The Red-throated Wryneck has a height of 20 cms and weighs around 55 gms. The head is coloured brown while the bill is coloured grey. The Jynx ruficollis has a brown coloured throat, olive legs and a brown coloured back. The eyes are brown.

This bird forages for food on the ground.  The Red-throated Wryneck is usually seen hunting for food within the tree foliage (as seen in the photo captured below while walking about in the Sibuya Game Reserve).  This bird eats insects such as butterflies, bees, wasps, locusts and ants. These invertebrates are usually hawked aerially, killed and then eaten.

 

 

With a juicy grub in its beak, a Red-Throated Wryneck peeps out of a hole in a rotten tree-trunk. This is a close relation of the Woodpecker family.

With a juicy grub in its beak, a Red-Throated Wryneck peeps out of a hole in a rotten tree-trunk. This is a close relation of the Woodpecker family.

Red-throated Wryneck Jynx ruficollis is an ant-eating specialist with adaptations to assist in the mopping up of large numbers of Hymenoptera (Ant) prey.  Capable of holding hundreds of ants or ant larvae in each beakful, it is impossible for these birds to control all subsequent movement of prey, resulting in ants crawling around the birds beak and head when delivering food to the chicks.

African Pygmy-kingfisher

Distribution and habitat

The African Pygmy-kingfisher is widespread across sub-Saharan Africa, absent only from parts of East Africa and southern Africa. Within southern Africa it occurs in the Caprivi Strip (Namibia), Botswana, Zimbabwe, central and southern Mozambique and eastern South Africa (including Sibuya Game Reserve). It generally prefers savanna, riverine forest, coastal bush, plantations and gardens.

Migrations

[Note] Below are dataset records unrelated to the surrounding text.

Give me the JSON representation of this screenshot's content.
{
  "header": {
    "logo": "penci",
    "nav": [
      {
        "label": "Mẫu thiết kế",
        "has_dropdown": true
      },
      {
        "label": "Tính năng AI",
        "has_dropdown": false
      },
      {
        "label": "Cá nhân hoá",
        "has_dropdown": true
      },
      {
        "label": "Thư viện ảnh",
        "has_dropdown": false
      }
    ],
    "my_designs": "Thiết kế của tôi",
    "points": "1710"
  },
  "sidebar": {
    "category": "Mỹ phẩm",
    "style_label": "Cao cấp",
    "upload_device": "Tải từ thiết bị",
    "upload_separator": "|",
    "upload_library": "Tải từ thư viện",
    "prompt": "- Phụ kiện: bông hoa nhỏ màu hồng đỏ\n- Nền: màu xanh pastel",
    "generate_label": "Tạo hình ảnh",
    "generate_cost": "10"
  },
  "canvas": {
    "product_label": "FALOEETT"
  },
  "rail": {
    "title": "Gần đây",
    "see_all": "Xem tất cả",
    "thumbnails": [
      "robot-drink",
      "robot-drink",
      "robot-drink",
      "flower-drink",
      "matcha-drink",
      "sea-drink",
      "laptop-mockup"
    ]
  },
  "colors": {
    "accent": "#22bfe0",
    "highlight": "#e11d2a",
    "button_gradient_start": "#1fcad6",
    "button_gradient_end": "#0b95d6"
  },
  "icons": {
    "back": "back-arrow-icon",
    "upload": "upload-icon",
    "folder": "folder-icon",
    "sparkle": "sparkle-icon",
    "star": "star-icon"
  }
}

Intra-African breeding migrant, arriving in southern Africa in the period from September-October. Once the breeding season is over (around March), the juveniles and adults migrate back to other parts of Africa.

Diet

Unlike many other Alcedinid kingfishers it rarely eats fish, but rather feeds mainly on insects, occasionally supplemented with small vertebrates. It usually hunts by sitting on a perch, trying to locate prey. Once it locates something it dives to the ground, picking up the prey item before returning to its perch.

Breeding

It nests in burrows dug into an earthen banks, such as a erosion gullies, stream banks, termite mounds, trenches and pits. Egg-laying season peaks from October-December. It lays 3-6 eggs, which are incubated by both sexes for roughly 18 days (recorded in captivity) The chicks stay in the nest for about 18 days (recorded in captivity), after which they rapidly develop hunting skills, becoming fully independent soon after fledging.

The Giant Kingfisher

The giant kingfisher (Megaceryle maxima) is the largest kingfisher in Africa, where it is a resident breeding bird over most of the continent south of the Sahara Desert (including Sibuya Game Reserve) other than the arid southwest.

The giant kingfisher is 42–48 cm (16½-18⅞ inches) long, with a large crest and finely spotted white on black upperparts. The male has a chestnut breast band and otherwise white underparts with dark flank barring, and the female has a white-spotted black breast band and chestnut belly.

Breeding is from August to January, 3–5 eggs being laid in a riverbank tunnel.

There are two subspecies, M. m. maxima, found in open country, and M. m. gigantea in the rainforest. The forest race is darker, less spotted above, and more barred below than maxima, but the two forms intergrade along the forest edge zone.